The probe had centred on 47 people rescued on January 19 off Libya by the Sea-Watch 3 charity ship, which was only permitted to dock on January 31 after Italy struck a deal with other European countries to take the migrants.
“It wasn't false imprisonment but simply a request for the rules to be upheld? Good!” Salvini said after the court's ruling.
“Trials and investigations do not scare me, but I am glad the judiciary confirms ports can be closed to pirate ships,” he said.
The court in Sicily ruled the Sea-Watch 3, owned by a German charity and flying a Dutch flag, had “entered Italy unilaterally and without the necessary authorisation from the coast guard”, according to Italian media reports.
The case against other senior ministers, including Prime Minister Giuseppe Conte, vice-premier Luigi Di Maio and Minister of Transport Danilo Toninelli, was also shelved.

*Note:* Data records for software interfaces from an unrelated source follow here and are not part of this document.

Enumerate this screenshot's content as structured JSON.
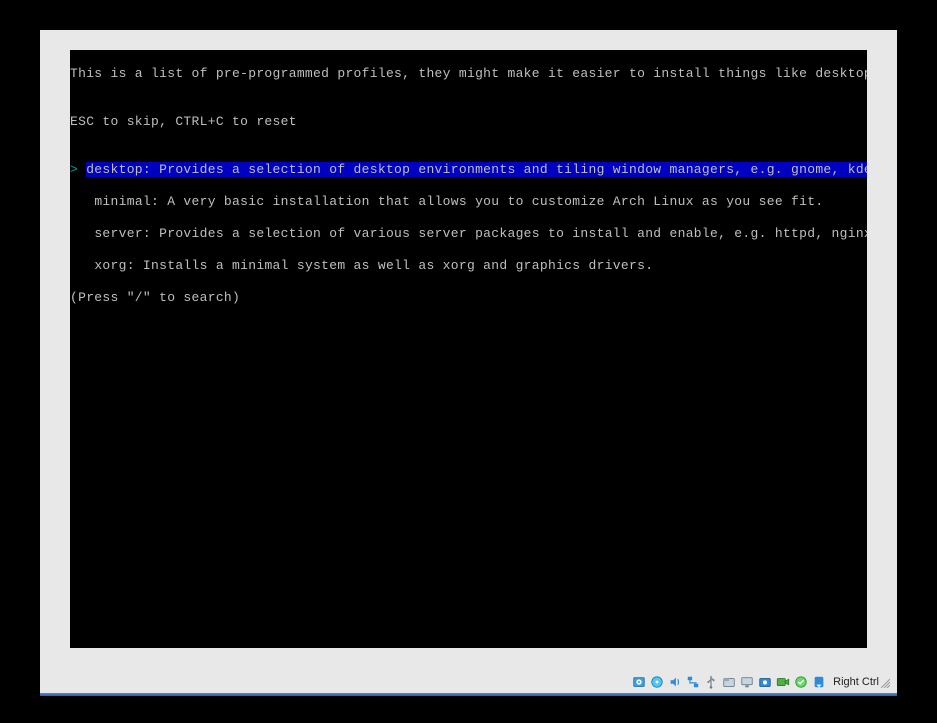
{
  "console": {
    "header": "This is a list of pre-programmed profiles, they might make it easier to install things like desktop",
    "blank": "",
    "hint": "ESC to skip, CTRL+C to reset",
    "pointer": "> ",
    "indent": "   ",
    "items": [
      {
        "name": "desktop",
        "selected": true,
        "text": "desktop: Provides a selection of desktop environments and tiling window managers, e.g. gnome, kde,"
      },
      {
        "name": "minimal",
        "selected": false,
        "text": "minimal: A very basic installation that allows you to customize Arch Linux as you see fit."
      },
      {
        "name": "server",
        "selected": false,
        "text": "server: Provides a selection of various server packages to install and enable, e.g. httpd, nginx,"
      },
      {
        "name": "xorg",
        "selected": false,
        "text": "xorg: Installs a minimal system as well as xorg and graphics drivers."
      }
    ],
    "search_hint": "(Press \"/\" to search)"
  },
  "statusbar": {
    "host_key": "Right Ctrl",
    "icons": [
      "harddisk-icon",
      "optical-disc-icon",
      "audio-icon",
      "network-icon",
      "usb-icon",
      "shared-folder-icon",
      "display-icon",
      "snapshot-icon",
      "recording-icon",
      "cpu-icon",
      "mouse-integration-icon"
    ]
  }
}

Attempts to launch trial proceedings against Salvini for blocking migrants aboard another ship earlier this year also fell through after the Senate ruled he should not be stripped of his parliamentary protection to face charges.